Ultimately, successful implementation of the concept of Indo-Pacific relies on peace and stability of the region, thus, harmony is a prerequisite that cannot be overlooked. If the emerging security issues in the Indo-Pacific region are not handled effectively, it may be difficult to establish regional cooperation. As such, it is recommended that existing ASEAN principles are used complementarily with the concept of Indo-Pacific. Notably, diplomatic talks should be established to solve the existing trade conflict between United States and China. In addition, regional alliances should be used to combat any adversities that may arise from China’s rising power and naval activities. If ASEAN principle of consensus and diplomatic talks are utilized, it will be easier to maintain peace for successfully instillation of the Indo-Pacific regional cooperation.
Ahmed, Z. (2019). India’s Act East policy and North East India: A critical review. International Journal of Research in Social Sciences, 9(9), 1-11.
Bajpaee, C. (2017). Dephasing India’s Look East/Act East policy. Contemporary Southeast Asia, 39(2), 348-372.

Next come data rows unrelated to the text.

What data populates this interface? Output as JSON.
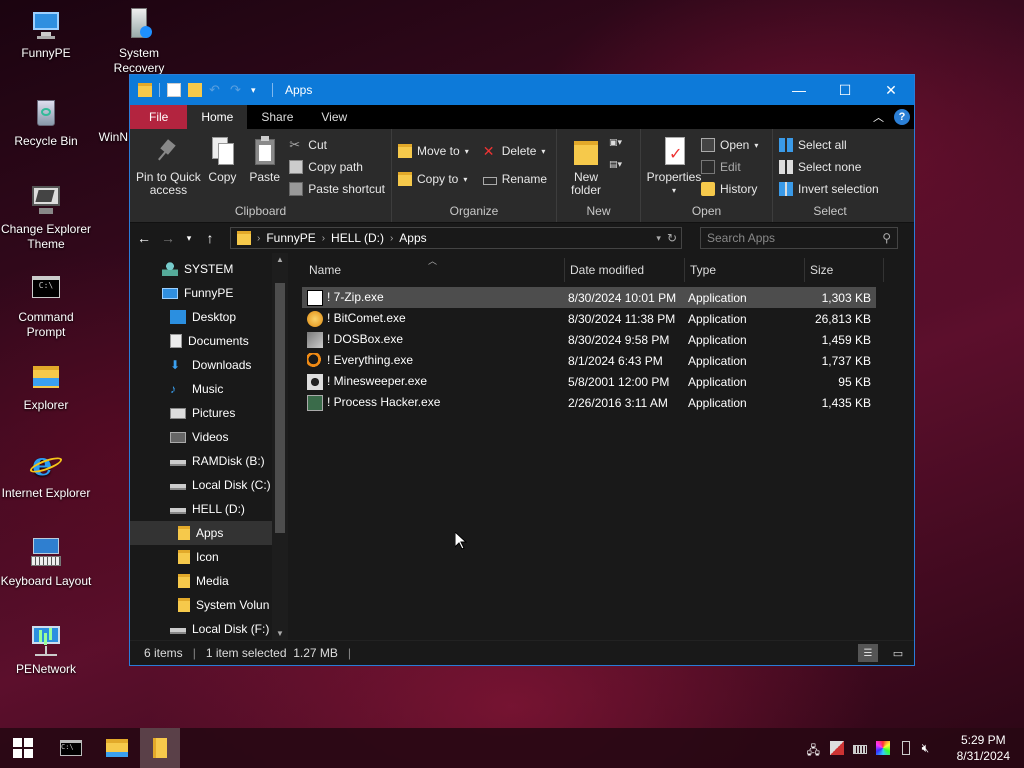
{
  "desktop": {
    "icons": [
      {
        "label": "FunnyPE",
        "icon": "pc-icon"
      },
      {
        "label": "System Recovery",
        "icon": "recovery-icon"
      },
      {
        "label": "Recycle Bin",
        "icon": "recycle-bin-icon"
      },
      {
        "label": "WinN",
        "icon": "app-icon"
      },
      {
        "label": "Change Explorer Theme",
        "icon": "theme-icon"
      },
      {
        "label": "Command Prompt",
        "icon": "cmd-icon"
      },
      {
        "label": "Explorer",
        "icon": "folder-icon"
      },
      {
        "label": "Internet Explorer",
        "icon": "ie-icon"
      },
      {
        "label": "Keyboard Layout",
        "icon": "keyboard-icon"
      },
      {
        "label": "PENetwork",
        "icon": "network-icon"
      }
    ]
  },
  "window": {
    "title": "Apps",
    "tabs": [
      "File",
      "Home",
      "Share",
      "View"
    ],
    "active_tab": "Home",
    "ribbon": {
      "clipboard": {
        "label": "Clipboard",
        "pin": "Pin to Quick access",
        "copy": "Copy",
        "paste": "Paste",
        "cut": "Cut",
        "copy_path": "Copy path",
        "paste_shortcut": "Paste shortcut"
      },
      "organize": {
        "label": "Organize",
        "move_to": "Move to",
        "copy_to": "Copy to",
        "delete": "Delete",
        "rename": "Rename"
      },
      "new": {
        "label": "New",
        "new_folder": "New folder"
      },
      "open": {
        "label": "Open",
        "properties": "Properties",
        "open": "Open",
        "edit": "Edit",
        "history": "History"
      },
      "select": {
        "label": "Select",
        "select_all": "Select all",
        "select_none": "Select none",
        "invert": "Invert selection"
      }
    },
    "address": {
      "crumbs": [
        "FunnyPE",
        "HELL (D:)",
        "Apps"
      ]
    },
    "search": {
      "placeholder": "Search Apps"
    },
    "nav_tree": [
      {
        "label": "SYSTEM",
        "icon": "user-icon",
        "indent": 0
      },
      {
        "label": "FunnyPE",
        "icon": "pc-icon",
        "indent": 0
      },
      {
        "label": "Desktop",
        "icon": "desktop-icon",
        "indent": 1
      },
      {
        "label": "Documents",
        "icon": "documents-icon",
        "indent": 1
      },
      {
        "label": "Downloads",
        "icon": "downloads-icon",
        "indent": 1
      },
      {
        "label": "Music",
        "icon": "music-icon",
        "indent": 1
      },
      {
        "label": "Pictures",
        "icon": "pictures-icon",
        "indent": 1
      },
      {
        "label": "Videos",
        "icon": "videos-icon",
        "indent": 1
      },
      {
        "label": "RAMDisk (B:)",
        "icon": "drive-icon",
        "indent": 1
      },
      {
        "label": "Local Disk (C:)",
        "icon": "drive-icon",
        "indent": 1
      },
      {
        "label": "HELL (D:)",
        "icon": "drive-icon",
        "indent": 1
      },
      {
        "label": "Apps",
        "icon": "folder-icon",
        "indent": 2,
        "selected": true
      },
      {
        "label": "Icon",
        "icon": "folder-icon",
        "indent": 2
      },
      {
        "label": "Media",
        "icon": "folder-icon",
        "indent": 2
      },
      {
        "label": "System Volun",
        "icon": "folder-icon",
        "indent": 2
      },
      {
        "label": "Local Disk (F:)",
        "icon": "drive-icon",
        "indent": 1
      }
    ],
    "columns": {
      "name": "Name",
      "date": "Date modified",
      "type": "Type",
      "size": "Size"
    },
    "files": [
      {
        "name": "! 7-Zip.exe",
        "date": "8/30/2024 10:01 PM",
        "type": "Application",
        "size": "1,303 KB",
        "icon": "7zip-icon",
        "selected": true
      },
      {
        "name": "! BitComet.exe",
        "date": "8/30/2024 11:38 PM",
        "type": "Application",
        "size": "26,813 KB",
        "icon": "bitcomet-icon"
      },
      {
        "name": "! DOSBox.exe",
        "date": "8/30/2024 9:58 PM",
        "type": "Application",
        "size": "1,459 KB",
        "icon": "dosbox-icon"
      },
      {
        "name": "! Everything.exe",
        "date": "8/1/2024 6:43 PM",
        "type": "Application",
        "size": "1,737 KB",
        "icon": "everything-icon"
      },
      {
        "name": "! Minesweeper.exe",
        "date": "5/8/2001 12:00 PM",
        "type": "Application",
        "size": "95 KB",
        "icon": "minesweeper-icon"
      },
      {
        "name": "! Process Hacker.exe",
        "date": "2/26/2016 3:11 AM",
        "type": "Application",
        "size": "1,435 KB",
        "icon": "processhacker-icon"
      }
    ],
    "status": {
      "count": "6 items",
      "selected": "1 item selected  1.27 MB"
    }
  },
  "taskbar": {
    "time": "5:29 PM",
    "date": "8/31/2024"
  },
  "colors": {
    "titlebar": "#0d7ad9",
    "file_tab": "#b3243f",
    "ribbon": "#2b2b2b",
    "background": "#191919"
  }
}
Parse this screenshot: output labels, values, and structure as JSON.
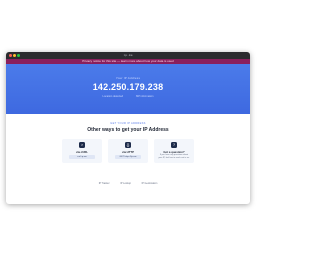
{
  "browser": {
    "url": "ip.me"
  },
  "banner": {
    "text": "Privacy notice for this site — learn more about how your data is used"
  },
  "hero": {
    "label": "Your IP Address",
    "ip": "142.250.179.238",
    "sub_left": "Location detected",
    "sub_right": "ISP information"
  },
  "section": {
    "eyebrow": "GET YOUR IP ADDRESS",
    "heading": "Other ways to get your IP Address"
  },
  "cards": [
    {
      "icon": "terminal-icon",
      "glyph": ">",
      "title": "via cURL",
      "button": "curl ip.me"
    },
    {
      "icon": "code-icon",
      "glyph": "{}",
      "title": "via HTTP",
      "button": "GET https://ip.me"
    },
    {
      "icon": "question-icon",
      "glyph": "?",
      "title": "Got a question?",
      "text": "If you have any questions about your IP, feel free to reach out to us."
    }
  ],
  "footer": {
    "links": [
      "IP Tracker",
      "IP Lookup",
      "IP Geolocation"
    ]
  },
  "colors": {
    "hero": "#4b7bea",
    "banner": "#8a1f5c",
    "card_bg": "#f3f6fb",
    "icon_bg": "#1d2b4a"
  }
}
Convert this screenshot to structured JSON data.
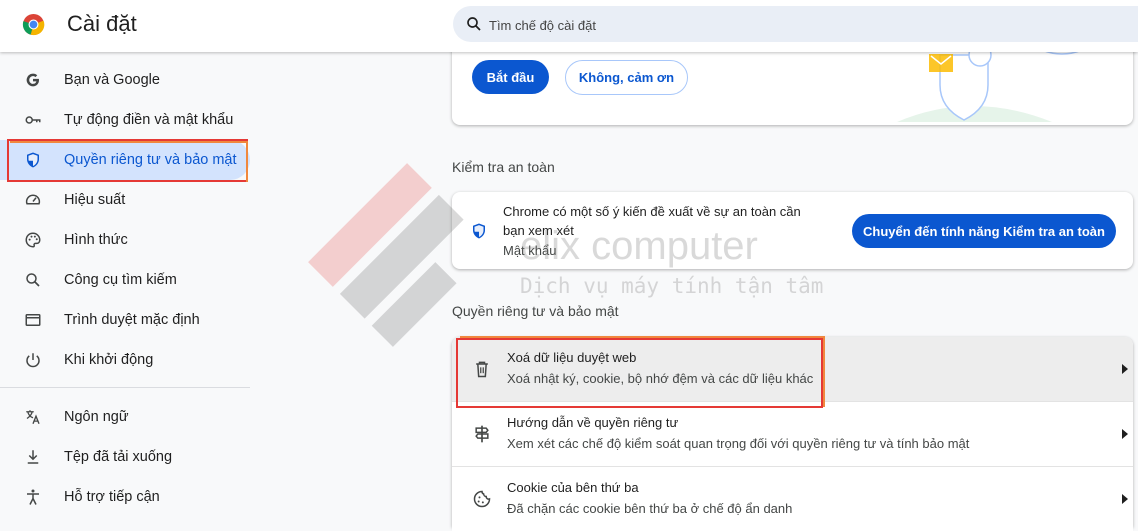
{
  "header": {
    "title": "Cài đặt",
    "search_placeholder": "Tìm chế độ cài đặt"
  },
  "sidebar": {
    "items": [
      {
        "label": "Bạn và Google",
        "icon": "google-icon"
      },
      {
        "label": "Tự động điền và mật khẩu",
        "icon": "key-icon"
      },
      {
        "label": "Quyền riêng tư và bảo mật",
        "icon": "shield-icon",
        "active": true
      },
      {
        "label": "Hiệu suất",
        "icon": "speedometer-icon"
      },
      {
        "label": "Hình thức",
        "icon": "palette-icon"
      },
      {
        "label": "Công cụ tìm kiếm",
        "icon": "search-icon"
      },
      {
        "label": "Trình duyệt mặc định",
        "icon": "browser-window-icon"
      },
      {
        "label": "Khi khởi động",
        "icon": "power-icon"
      },
      {
        "label": "Ngôn ngữ",
        "icon": "translate-icon"
      },
      {
        "label": "Tệp đã tải xuống",
        "icon": "download-icon"
      },
      {
        "label": "Hỗ trợ tiếp cận",
        "icon": "accessibility-icon"
      }
    ]
  },
  "promo": {
    "start_label": "Bắt đầu",
    "decline_label": "Không, cảm ơn"
  },
  "safety_check": {
    "section_title": "Kiểm tra an toàn",
    "line1": "Chrome có một số ý kiến đề xuất về sự an toàn cần",
    "line2": "bạn xem xét",
    "sub": "Mật khẩu",
    "button_label": "Chuyển đến tính năng Kiểm tra an toàn"
  },
  "privacy": {
    "section_title": "Quyền riêng tư và bảo mật",
    "rows": [
      {
        "title": "Xoá dữ liệu duyệt web",
        "desc": "Xoá nhật ký, cookie, bộ nhớ đệm và các dữ liệu khác",
        "icon": "trash-icon"
      },
      {
        "title": "Hướng dẫn về quyền riêng tư",
        "desc": "Xem xét các chế độ kiểm soát quan trọng đối với quyền riêng tư và tính bảo mật",
        "icon": "signpost-icon"
      },
      {
        "title": "Cookie của bên thứ ba",
        "desc": "Đã chặn các cookie bên thứ ba ở chế độ ẩn danh",
        "icon": "cookie-icon"
      }
    ]
  },
  "watermark": {
    "brand": "elix computer",
    "tagline": "Dịch vụ máy tính tận tâm"
  },
  "colors": {
    "accent": "#0b57d0",
    "active_bg": "#d3e3fd",
    "highlight_red": "#e53935",
    "highlight_orange": "#f0883e"
  }
}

Choong, W. (2019). The return of the Indo-Pacific strategy: An assessment. Australian Journal of International Affairs, 73(5), 415-430.
Cossa, R., & Glosserman, B. (2019). Regional overview: Defining and refining the Indo-Pacific concept. Comparative Connections, 21(2), 1-12.
Culas, R., & Timsina, K. (2019). China-Australia free trade agreement: Implications for Australian agriproducts trade and farm economies. Australasian Agricultural & Resource Economics Society.
He, K. & Feng, H. (2020). The institutionalization of the Indo-Pacific: Problems and prospects. International Affairs, 96(1), 149-168.
Jaishankar, D. (2019). Acting East: India in the Indo-Pacific. Brookings India Impact Series 102019. Brookings Institution India Center.
Koga, K. (2018). ASEAN’s evolving institutional strategy: Managing great power politics in South China sea disputes. The Chinese Journal of International Politics, 11(1), 49-80.
Koga, K. (2020). Japan’s ‘Indo-Pacific’ question: Countering China or shaping a new regional order? International Affairs, 96(1), 49-73.
Otsuka, K., & Sugihara, K. (2019). Paths to the emerging state in Asia and Africa. Springer.
Pande, A. (2017). From Chanakya to Modi: Evolution of India’s foreign policy. HarperCollins Publishers India.
Rajagopalan, R. (2020). Evasive balancing: India’s unviable Indo-Pacific strategy. International Affairs, 96(1), 75-93.
Saran, S. (2018). Cultural and civilization links between India and Southeast Asia: Historical and contemporary dimensions. Springer Publishers.
Tertia, J., & Perwita, A. (2018). Maritime security in Indo-Pacific: Issues, challenges and prospects. International Journal of Scientific Relations, 14(1), 77-95.
Vignesh, R. (2015). The proposal for an Indo-Pacific treaty of friendship and cooperation: A critical reassessment. Journal of ASEAN Studies, 3(1), 22-31.